Solidarity Share- Intersectional Poverty

This "Solidarity Share" was presented as part of a Keynote Plenary at the 7th Annual Millennium Campus Conference. Solidarity Shares were created by pairs of Delegates from different communities across the globe, finding shared points of struggle, joy, and connection. We hope their stories inspire you to connect across borders, to see the ways that struggles in your community might benefit from solidarity with others.

Mia: My name is Mia Lei, and I am from North Carolina, USA. In my community, poverty is a challenge for global health.

In developing nations, 90% of health care expenses are paid out-of-pocket - the cost burden falls overwhelmingly on the poor. North Carolina paints a similar for the 450,000 people who do not have health coverage and cannot afford basic health care due to politics. Poverty affects health the same everywhere- global is local and local is global.

David: My name is David Maduri, and I am from Kenya. In my community, poverty is a challenge for education.

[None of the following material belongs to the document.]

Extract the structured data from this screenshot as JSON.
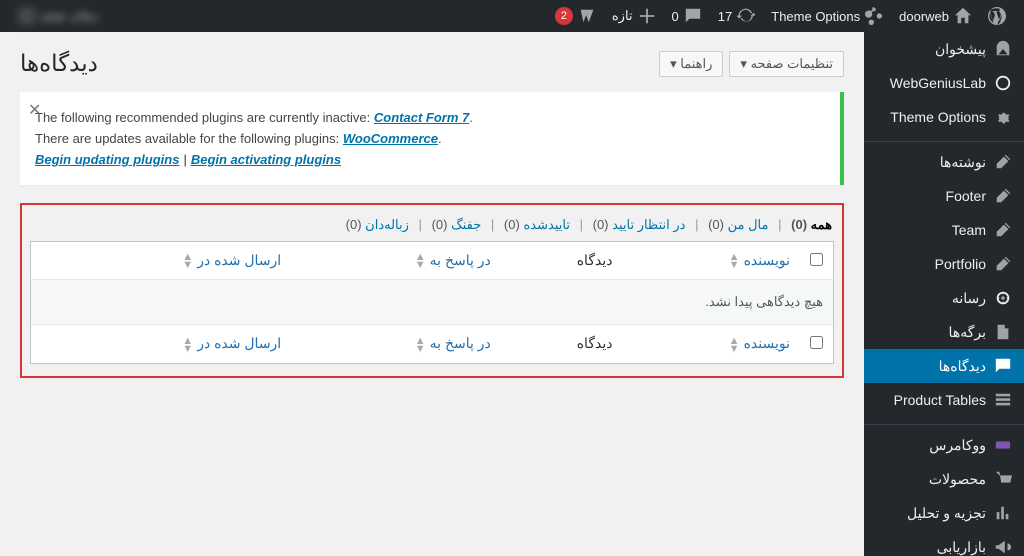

Poverty is a barricade to a education. Forty two percent of children in Sub-Saharan Africa will drop out before graduating primary school - this leads to unemployment, which affects their ability to afford education for their own children - it is an endless cycle.

M: Poverty is the underlying determinant of all of our issues - it affects and is affected by health, education, environment, and technology. It makes our issues intersectional. And that intersectionality requires solidarity from us. By addressing poverty and addressing our issues together, we can create a stronger movement for development and equity. Just imagine if our movements worked together - think how much stronger we could be.

D: Imagine if there was an initiative to support rural children around the poor Lake Victoria region to get an education and make a difference in their own communities. That is my non-profit - educationHOPE. Imagine how children can make better decisions about their own health and their own lives once they´re educated.

M: Now imagine that there were student organizations that educated us not only about partnership-based service models and health inequities, but also empowered us with the strategic negotiating skills to create health policy change in our own communities. Those are my organizations - GlobeMed and the American Mock WHO.

D: Change is not necessarily the huge expectations of the world today , but the inconsiderable shreds of motivation that one puts on another´s life to make them realize their purpose. The foundation of the better world we want for a tomorrow is the action we take today - we are the future of the world.


M: As the future of our world, it is up to us to make the world the better place that we imagine. We can make the choice to fight for the right to not just survive, but thrive. We fight for change for with those in poverty.

And while we may fight with the poor, we are rich in so many ways. Change does not happen without power – and we are rich in the power of our experiences. Change does not happen without determination - and we are rich in our passion. And change does not happen without people - and we are rich in our communities.

D: Yesterday, many of our discussions focused on knowing the community we work in and listening to them before acting. Thus, solidarity is required not only between our issues, but also within our communities. When we work in solidarity, we will get more done, but recognition is shared.

M: So the question that I have for you today is this – why are you here? Are you here to feel good, or do good? Because they’re not always the same thing. Let us be students that do good and fight for change in solidarity with our communities. We challenge you not to focus on being heroes and changeMAKERS, but servers and changeAGENTS that work in solidarity with one another.

D: Our issues require action. Our issues require intersectionality. And our issues require solidarity. Our challenge is to work together.

M&D: Our struggles are your struggles.